Simplifying Assumptions

The world is a very complicated place, where everything may be analysed down to thedegree and the meaning of every detail endlessly considered. In physics however, we always seek the simplest working model, and detail which is not needed is discarded. When considered the forces acting on objects and the motion of objects we make the assumptions listed below.

A string connecting any two bodies is inextensible. This means it stores no energy, and if it is taut, the velocity and acceleration of any connected bodies is the same. It also means, very importantly that when the string is taut, the tension is always the same throughout the string, and always acts towards the centre.

A ladder or rod is inextensible, incompressible and inflexible. This means it does not stretch, shrink or bend and does not store energy.

Bodies are often considered as particles, so they may be thought to have no size. They are taken to be a point mass acting at their centre of mass. This means we can applyto the body withandbeing the force applied to the centre of mass and the acceleration of the centre of mass respectively.

Surfaces are considered to be smooth. No surface is ever smooth but if friction is negligible we may ignore it.

Pulleys are considered to be smooth. There are in fact always frictional forces in the bearings, but the torque of these is usually small and can be ignored.

Air resistance or friction are often ignored, since they are often negligible.

The radius of the Earth is ignored when finding changes in gravitational potential. This means we useand not

Forces are assumed to act instantaneously and stop instantaneously, as when a string tightens or becomes taut.

Forces may be assumed to be constant, for example when a hammer strikes a post in the ground, the hammer is assumed to experience a constant force of resistance before it comes to rest.

A lamina does not bend.

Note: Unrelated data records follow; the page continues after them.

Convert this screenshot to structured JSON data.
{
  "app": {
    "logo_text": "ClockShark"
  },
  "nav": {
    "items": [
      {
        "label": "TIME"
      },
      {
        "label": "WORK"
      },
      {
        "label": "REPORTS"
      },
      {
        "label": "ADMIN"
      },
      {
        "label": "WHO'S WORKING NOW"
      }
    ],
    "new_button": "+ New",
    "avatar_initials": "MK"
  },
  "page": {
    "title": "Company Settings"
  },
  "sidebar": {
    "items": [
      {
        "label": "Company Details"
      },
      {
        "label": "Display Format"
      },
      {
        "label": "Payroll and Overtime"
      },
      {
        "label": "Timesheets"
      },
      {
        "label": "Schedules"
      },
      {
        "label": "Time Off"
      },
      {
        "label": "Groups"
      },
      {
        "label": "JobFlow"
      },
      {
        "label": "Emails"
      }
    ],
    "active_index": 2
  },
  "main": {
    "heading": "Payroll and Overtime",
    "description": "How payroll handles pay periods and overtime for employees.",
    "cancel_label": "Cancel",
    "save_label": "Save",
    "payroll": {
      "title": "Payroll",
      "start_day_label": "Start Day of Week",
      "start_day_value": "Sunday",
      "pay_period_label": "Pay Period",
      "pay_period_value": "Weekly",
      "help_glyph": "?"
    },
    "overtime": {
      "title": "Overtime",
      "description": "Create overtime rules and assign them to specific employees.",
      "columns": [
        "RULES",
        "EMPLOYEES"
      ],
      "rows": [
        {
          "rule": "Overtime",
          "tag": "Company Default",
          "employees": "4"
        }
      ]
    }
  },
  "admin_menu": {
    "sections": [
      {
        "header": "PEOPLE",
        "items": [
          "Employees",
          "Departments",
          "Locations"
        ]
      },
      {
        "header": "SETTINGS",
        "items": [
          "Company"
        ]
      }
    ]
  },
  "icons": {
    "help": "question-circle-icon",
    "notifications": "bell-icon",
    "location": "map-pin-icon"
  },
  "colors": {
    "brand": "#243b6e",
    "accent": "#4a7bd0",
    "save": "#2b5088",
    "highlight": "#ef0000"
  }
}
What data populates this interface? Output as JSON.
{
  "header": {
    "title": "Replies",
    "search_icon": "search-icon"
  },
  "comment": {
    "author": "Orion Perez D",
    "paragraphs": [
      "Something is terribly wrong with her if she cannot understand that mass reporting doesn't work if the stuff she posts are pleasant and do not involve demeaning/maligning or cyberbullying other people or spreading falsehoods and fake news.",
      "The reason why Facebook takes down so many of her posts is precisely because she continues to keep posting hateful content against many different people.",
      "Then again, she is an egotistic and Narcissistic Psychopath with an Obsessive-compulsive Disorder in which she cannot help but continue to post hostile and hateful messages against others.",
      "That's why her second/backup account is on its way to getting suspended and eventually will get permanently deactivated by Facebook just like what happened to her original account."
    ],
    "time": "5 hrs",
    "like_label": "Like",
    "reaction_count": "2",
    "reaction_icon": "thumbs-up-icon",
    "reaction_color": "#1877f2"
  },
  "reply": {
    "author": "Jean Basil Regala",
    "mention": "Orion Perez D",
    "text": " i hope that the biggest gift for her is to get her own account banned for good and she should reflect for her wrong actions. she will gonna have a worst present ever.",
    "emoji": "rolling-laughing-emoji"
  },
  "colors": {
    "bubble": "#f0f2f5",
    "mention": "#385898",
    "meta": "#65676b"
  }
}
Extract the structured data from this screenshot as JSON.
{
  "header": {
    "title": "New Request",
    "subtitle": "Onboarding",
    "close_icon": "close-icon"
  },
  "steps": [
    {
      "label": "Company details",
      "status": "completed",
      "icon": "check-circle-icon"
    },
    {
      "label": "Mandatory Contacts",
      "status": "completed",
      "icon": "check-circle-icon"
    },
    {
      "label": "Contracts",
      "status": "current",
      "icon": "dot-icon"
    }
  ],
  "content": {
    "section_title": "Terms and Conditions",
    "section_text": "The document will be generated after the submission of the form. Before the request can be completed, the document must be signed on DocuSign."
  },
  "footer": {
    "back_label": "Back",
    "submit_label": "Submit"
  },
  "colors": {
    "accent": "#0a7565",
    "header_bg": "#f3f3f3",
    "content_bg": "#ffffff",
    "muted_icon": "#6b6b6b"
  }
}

It is usually assumed to have uniform density so that it's centre of gravity is always in the middle.